What you return should be the complete data below, word for word, with no pictures in it.

▶ **Page and application data records**
::::::

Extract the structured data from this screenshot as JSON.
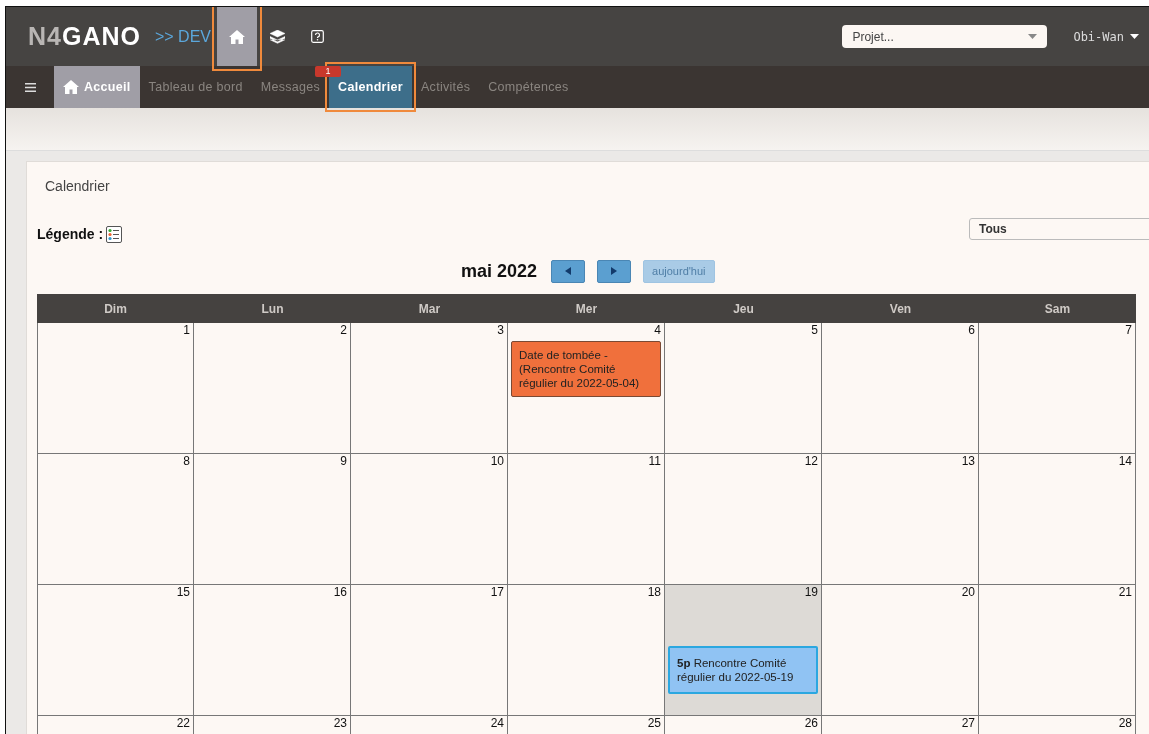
{
  "topbar": {
    "logo_prefix": "N4",
    "logo_main": "GANO",
    "environment": ">> DEV",
    "tools": [
      {
        "kind": "home",
        "selected": true,
        "highlighted": true
      },
      {
        "kind": "layers",
        "selected": false,
        "highlighted": false
      },
      {
        "kind": "help",
        "selected": false,
        "highlighted": false
      }
    ],
    "project_select": {
      "placeholder": "Projet..."
    },
    "user": "Obi-Wan"
  },
  "nav": {
    "tabs": [
      {
        "label": "Accueil",
        "kind": "home",
        "selected": false,
        "highlighted": false
      },
      {
        "label": "Tableau de bord",
        "kind": "plain",
        "selected": false,
        "highlighted": false
      },
      {
        "label": "Messages",
        "kind": "plain",
        "selected": false,
        "highlighted": false,
        "badge": "1"
      },
      {
        "label": "Calendrier",
        "kind": "plain",
        "selected": true,
        "highlighted": true
      },
      {
        "label": "Activités",
        "kind": "plain",
        "selected": false,
        "highlighted": false
      },
      {
        "label": "Compétences",
        "kind": "plain",
        "selected": false,
        "highlighted": false
      }
    ]
  },
  "panel": {
    "title": "Calendrier",
    "legend_label": "Légende :",
    "filter": {
      "value": "Tous"
    },
    "month": "mai 2022",
    "today_button": {
      "label": "aujourd'hui",
      "disabled": true
    },
    "weekdays": [
      "Dim",
      "Lun",
      "Mar",
      "Mer",
      "Jeu",
      "Ven",
      "Sam"
    ],
    "weeks": [
      [
        {
          "day": "1"
        },
        {
          "day": "2"
        },
        {
          "day": "3"
        },
        {
          "day": "4",
          "events": [
            {
              "kind": "deadline",
              "color": "#f0703c",
              "title": "Date de tombée - (Rencontre Comité régulier du 2022-05-04)"
            }
          ]
        },
        {
          "day": "5"
        },
        {
          "day": "6"
        },
        {
          "day": "7"
        }
      ],
      [
        {
          "day": "8"
        },
        {
          "day": "9"
        },
        {
          "day": "10"
        },
        {
          "day": "11"
        },
        {
          "day": "12"
        },
        {
          "day": "13"
        },
        {
          "day": "14"
        }
      ],
      [
        {
          "day": "15"
        },
        {
          "day": "16"
        },
        {
          "day": "17"
        },
        {
          "day": "18"
        },
        {
          "day": "19",
          "today": true,
          "events": [
            {
              "kind": "meeting",
              "color": "#90c3f3",
              "time": "5p",
              "title": "Rencontre Comité régulier du 2022-05-19"
            }
          ]
        },
        {
          "day": "20"
        },
        {
          "day": "21"
        }
      ],
      [
        {
          "day": "22"
        },
        {
          "day": "23"
        },
        {
          "day": "24"
        },
        {
          "day": "25"
        },
        {
          "day": "26"
        },
        {
          "day": "27"
        },
        {
          "day": "28"
        }
      ]
    ]
  }
}
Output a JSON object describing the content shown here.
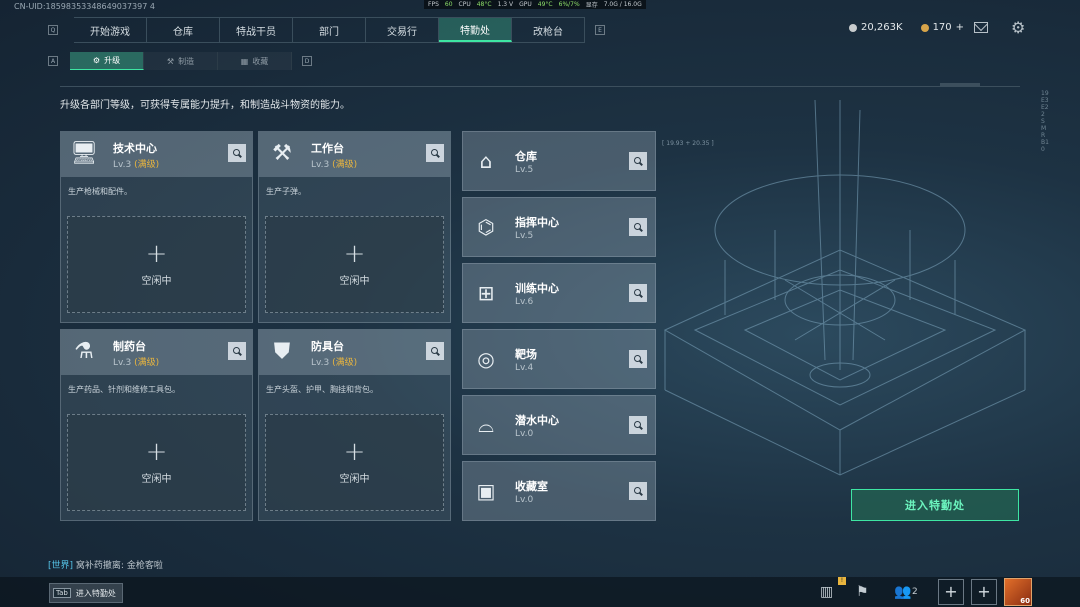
{
  "uid": "CN-UID:18598353348649037397 4",
  "perf": {
    "fps_label": "FPS",
    "fps": "60",
    "cpu_label": "CPU",
    "cpu_temp": "48°C",
    "volt": "1.3 V",
    "gpu_label": "GPU",
    "gpu_temp": "49°C",
    "gpu_usage": "6%/7%",
    "mem_label": "显存",
    "mem": "7.0G / 16.0G"
  },
  "topnav": {
    "left_key": "Q",
    "right_key": "E",
    "tabs": [
      "开始游戏",
      "仓库",
      "特战干员",
      "部门",
      "交易行",
      "特勤处",
      "改枪台"
    ],
    "active": "特勤处"
  },
  "currency": {
    "silver": "20,263K",
    "gold": "170",
    "gold_plus": "+"
  },
  "subnav": {
    "left_key": "A",
    "right_key": "D",
    "tabs": [
      {
        "label": "升级",
        "icon": "upgrade-icon"
      },
      {
        "label": "制造",
        "icon": "craft-icon"
      },
      {
        "label": "收藏",
        "icon": "collection-icon"
      }
    ],
    "active": "升级"
  },
  "description": "升级各部门等级，可获得专属能力提升，和制造战斗物资的能力。",
  "production_cards": [
    {
      "name": "技术中心",
      "level": "Lv.3",
      "max": "(满级)",
      "desc": "生产枪械和配件。",
      "slot_state": "空闲中",
      "icon": "tech-center-icon"
    },
    {
      "name": "工作台",
      "level": "Lv.3",
      "max": "(满级)",
      "desc": "生产子弹。",
      "slot_state": "空闲中",
      "icon": "workbench-icon"
    },
    {
      "name": "制药台",
      "level": "Lv.3",
      "max": "(满级)",
      "desc": "生产药品、针剂和维修工具包。",
      "slot_state": "空闲中",
      "icon": "pharmacy-icon"
    },
    {
      "name": "防具台",
      "level": "Lv.3",
      "max": "(满级)",
      "desc": "生产头盔、护甲、胸挂和背包。",
      "slot_state": "空闲中",
      "icon": "armor-bench-icon"
    }
  ],
  "side_cards": [
    {
      "name": "仓库",
      "level": "Lv.5",
      "icon": "warehouse-icon"
    },
    {
      "name": "指挥中心",
      "level": "Lv.5",
      "icon": "command-center-icon"
    },
    {
      "name": "训练中心",
      "level": "Lv.6",
      "icon": "training-center-icon"
    },
    {
      "name": "靶场",
      "level": "Lv.4",
      "icon": "shooting-range-icon"
    },
    {
      "name": "潜水中心",
      "level": "Lv.0",
      "icon": "diving-center-icon"
    },
    {
      "name": "收藏室",
      "level": "Lv.0",
      "icon": "collection-room-icon"
    }
  ],
  "enter_button": "进入特勤处",
  "chat": {
    "channel": "[世界]",
    "user": "窝补药撤离:",
    "message": "金枪客啦"
  },
  "bottom": {
    "tab_key": "Tab",
    "tab_label": "进入特勤处",
    "squad_count": "2",
    "badge": "!",
    "avatar_level": "60"
  },
  "decor": {
    "coord": "[ 19.93 + 20.35 ]",
    "vertical": "19 E3E22 SMRB10"
  }
}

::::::

▶ **WRITTEN SOLUTION**
Extract the structured data from this screenshot as JSON.
{
  "topbar": {
    "logo_prefix": "N4",
    "logo_main": "GANO",
    "environment": ">> DEV",
    "tools": [
      {
        "kind": "home",
        "selected": true,
        "highlighted": true
      },
      {
        "kind": "layers",
        "selected": false,
        "highlighted": false
      },
      {
        "kind": "help",
        "selected": false,
        "highlighted": false
      }
    ],
    "project_select": {
      "placeholder": "Projet..."
    },
    "user": "Obi-Wan"
  },
  "nav": {
    "tabs": [
      {
        "label": "Accueil",
        "kind": "home",
        "selected": false,
        "highlighted": false
      },
      {
        "label": "Tableau de bord",
        "kind": "plain",
        "selected": false,
        "highlighted": false
      },
      {
        "label": "Messages",
        "kind": "plain",
        "selected": false,
        "highlighted": false,
        "badge": "1"
      },
      {
        "label": "Calendrier",
        "kind": "plain",
        "selected": true,
        "highlighted": true
      },
      {
        "label": "Activités",
        "kind": "plain",
        "selected": false,
        "highlighted": false
      },
      {
        "label": "Compétences",
        "kind": "plain",
        "selected": false,
        "highlighted": false
      }
    ]
  },
  "panel": {
    "title": "Calendrier",
    "legend_label": "Légende :",
    "filter": {
      "value": "Tous"
    },
    "month": "mai 2022",
    "today_button": {
      "label": "aujourd'hui",
      "disabled": true
    },
    "weekdays": [
      "Dim",
      "Lun",
      "Mar",
      "Mer",
      "Jeu",
      "Ven",
      "Sam"
    ],
    "weeks": [
      [
        {
          "day": "1"
        },
        {
          "day": "2"
        },
        {
          "day": "3"
        },
        {
          "day": "4",
          "events": [
            {
              "kind": "deadline",
              "color": "#f0703c",
              "title": "Date de tombée - (Rencontre Comité régulier du 2022-05-04)"
            }
          ]
        },
        {
          "day": "5"
        },
        {
          "day": "6"
        },
        {
          "day": "7"
        }
      ],
      [
        {
          "day": "8"
        },
        {
          "day": "9"
        },
        {
          "day": "10"
        },
        {
          "day": "11"
        },
        {
          "day": "12"
        },
        {
          "day": "13"
        },
        {
          "day": "14"
        }
      ],
      [
        {
          "day": "15"
        },
        {
          "day": "16"
        },
        {
          "day": "17"
        },
        {
          "day": "18"
        },
        {
          "day": "19",
          "today": true,
          "events": [
            {
              "kind": "meeting",
              "color": "#90c3f3",
              "time": "5p",
              "title": "Rencontre Comité régulier du 2022-05-19"
            }
          ]
        },
        {
          "day": "20"
        },
        {
          "day": "21"
        }
      ],
      [
        {
          "day": "22"
        },
        {
          "day": "23"
        },
        {
          "day": "24"
        },
        {
          "day": "25"
        },
        {
          "day": "26"
        },
        {
          "day": "27"
        },
        {
          "day": "28"
        }
      ]
    ]
  }
}
Output a JSON object describing the content shown here.
{
  "uid": "CN-UID:18598353348649037397 4",
  "perf": {
    "fps_label": "FPS",
    "fps": "60",
    "cpu_label": "CPU",
    "cpu_temp": "48°C",
    "volt": "1.3 V",
    "gpu_label": "GPU",
    "gpu_temp": "49°C",
    "gpu_usage": "6%/7%",
    "mem_label": "显存",
    "mem": "7.0G / 16.0G"
  },
  "topnav": {
    "left_key": "Q",
    "right_key": "E",
    "tabs": [
      "开始游戏",
      "仓库",
      "特战干员",
      "部门",
      "交易行",
      "特勤处",
      "改枪台"
    ],
    "active": "特勤处"
  },
  "currency": {
    "silver": "20,263K",
    "gold": "170",
    "gold_plus": "+"
  },
  "subnav": {
    "left_key": "A",
    "right_key": "D",
    "tabs": [
      {
        "label": "升级",
        "icon": "upgrade-icon"
      },
      {
        "label": "制造",
        "icon": "craft-icon"
      },
      {
        "label": "收藏",
        "icon": "collection-icon"
      }
    ],
    "active": "升级"
  },
  "description": "升级各部门等级，可获得专属能力提升，和制造战斗物资的能力。",
  "production_cards": [
    {
      "name": "技术中心",
      "level": "Lv.3",
      "max": "(满级)",
      "desc": "生产枪械和配件。",
      "slot_state": "空闲中",
      "icon": "tech-center-icon"
    },
    {
      "name": "工作台",
      "level": "Lv.3",
      "max": "(满级)",
      "desc": "生产子弹。",
      "slot_state": "空闲中",
      "icon": "workbench-icon"
    },
    {
      "name": "制药台",
      "level": "Lv.3",
      "max": "(满级)",
      "desc": "生产药品、针剂和维修工具包。",
      "slot_state": "空闲中",
      "icon": "pharmacy-icon"
    },
    {
      "name": "防具台",
      "level": "Lv.3",
      "max": "(满级)",
      "desc": "生产头盔、护甲、胸挂和背包。",
      "slot_state": "空闲中",
      "icon": "armor-bench-icon"
    }
  ],
  "side_cards": [
    {
      "name": "仓库",
      "level": "Lv.5",
      "icon": "warehouse-icon"
    },
    {
      "name": "指挥中心",
      "level": "Lv.5",
      "icon": "command-center-icon"
    },
    {
      "name": "训练中心",
      "level": "Lv.6",
      "icon": "training-center-icon"
    },
    {
      "name": "靶场",
      "level": "Lv.4",
      "icon": "shooting-range-icon"
    },
    {
      "name": "潜水中心",
      "level": "Lv.0",
      "icon": "diving-center-icon"
    },
    {
      "name": "收藏室",
      "level": "Lv.0",
      "icon": "collection-room-icon"
    }
  ],
  "enter_button": "进入特勤处",
  "chat": {
    "channel": "[世界]",
    "user": "窝补药撤离:",
    "message": "金枪客啦"
  },
  "bottom": {
    "tab_key": "Tab",
    "tab_label": "进入特勤处",
    "squad_count": "2",
    "badge": "!",
    "avatar_level": "60"
  },
  "decor": {
    "coord": "[ 19.93 + 20.35 ]",
    "vertical": "19 E3E22 SMRB10"
  }
}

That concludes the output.